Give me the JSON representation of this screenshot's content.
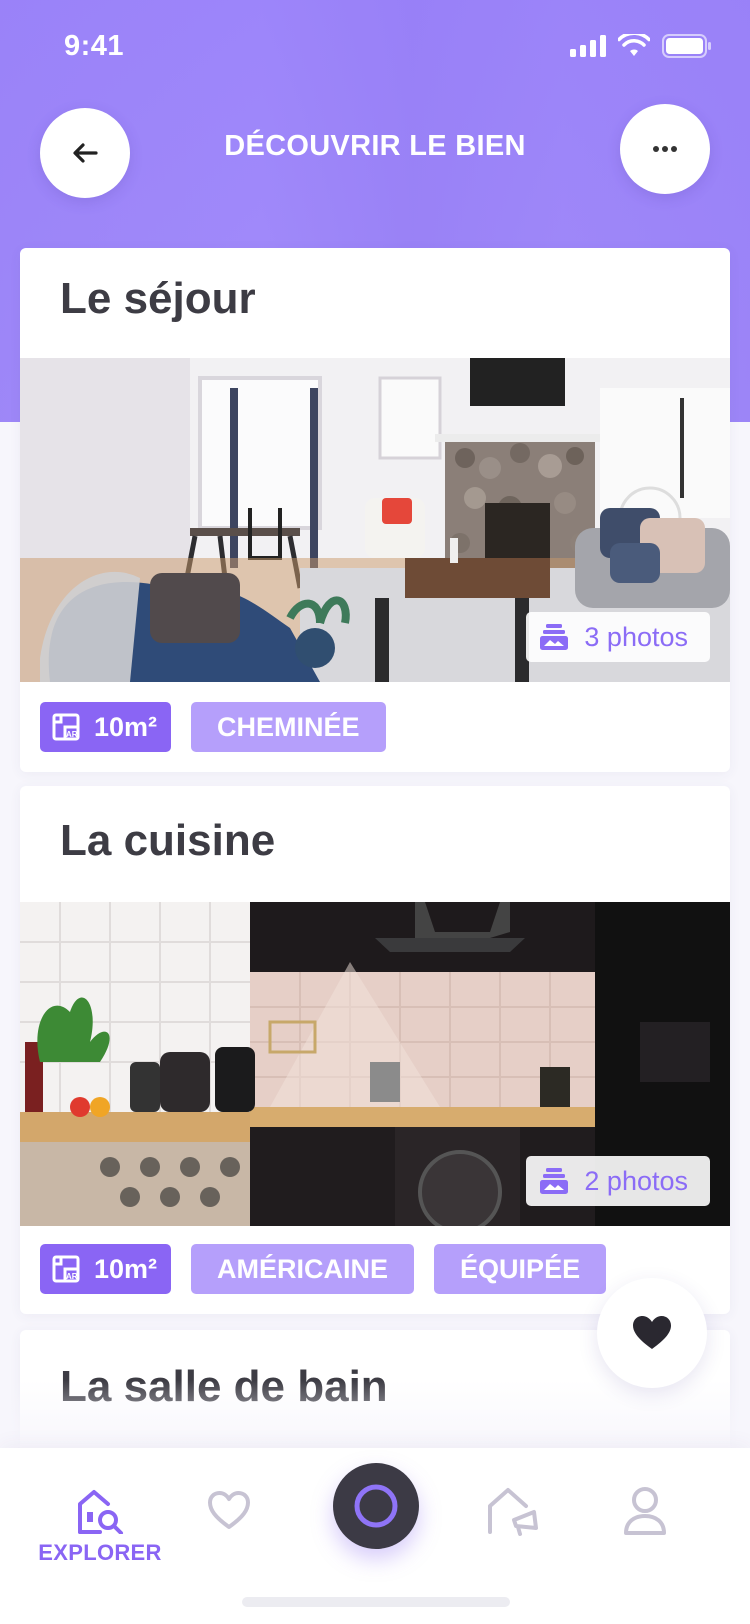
{
  "status_bar": {
    "time": "9:41"
  },
  "header": {
    "title": "DÉCOUVRIR LE BIEN"
  },
  "rooms": [
    {
      "title": "Le séjour",
      "photos_label": "3 photos",
      "area": "10m²",
      "tags": [
        "CHEMINÉE"
      ]
    },
    {
      "title": "La cuisine",
      "photos_label": "2 photos",
      "area": "10m²",
      "tags": [
        "AMÉRICAINE",
        "ÉQUIPÉE"
      ]
    },
    {
      "title": "La salle de bain"
    }
  ],
  "tabbar": {
    "explorer_label": "EXPLORER"
  },
  "colors": {
    "accent": "#8a65f4",
    "accent_light": "#b59ffb",
    "hero": "#967dfa",
    "text": "#3d3c44"
  },
  "icons": {
    "back": "arrow-left-icon",
    "more": "more-dots-icon",
    "photos": "gallery-stack-icon",
    "area": "floor-plan-icon",
    "favorite": "heart-filled-icon",
    "explorer": "house-search-icon",
    "favorites_tab": "heart-outline-icon",
    "center": "ring-icon",
    "offers": "house-megaphone-icon",
    "profile": "user-icon"
  }
}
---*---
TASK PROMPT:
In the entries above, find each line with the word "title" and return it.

WRITTEN REPLY:
    "title": "DÉCOUVRIR LE BIEN"
      "title": "Le séjour",
      "title": "La cuisine",
      "title": "La salle de bain"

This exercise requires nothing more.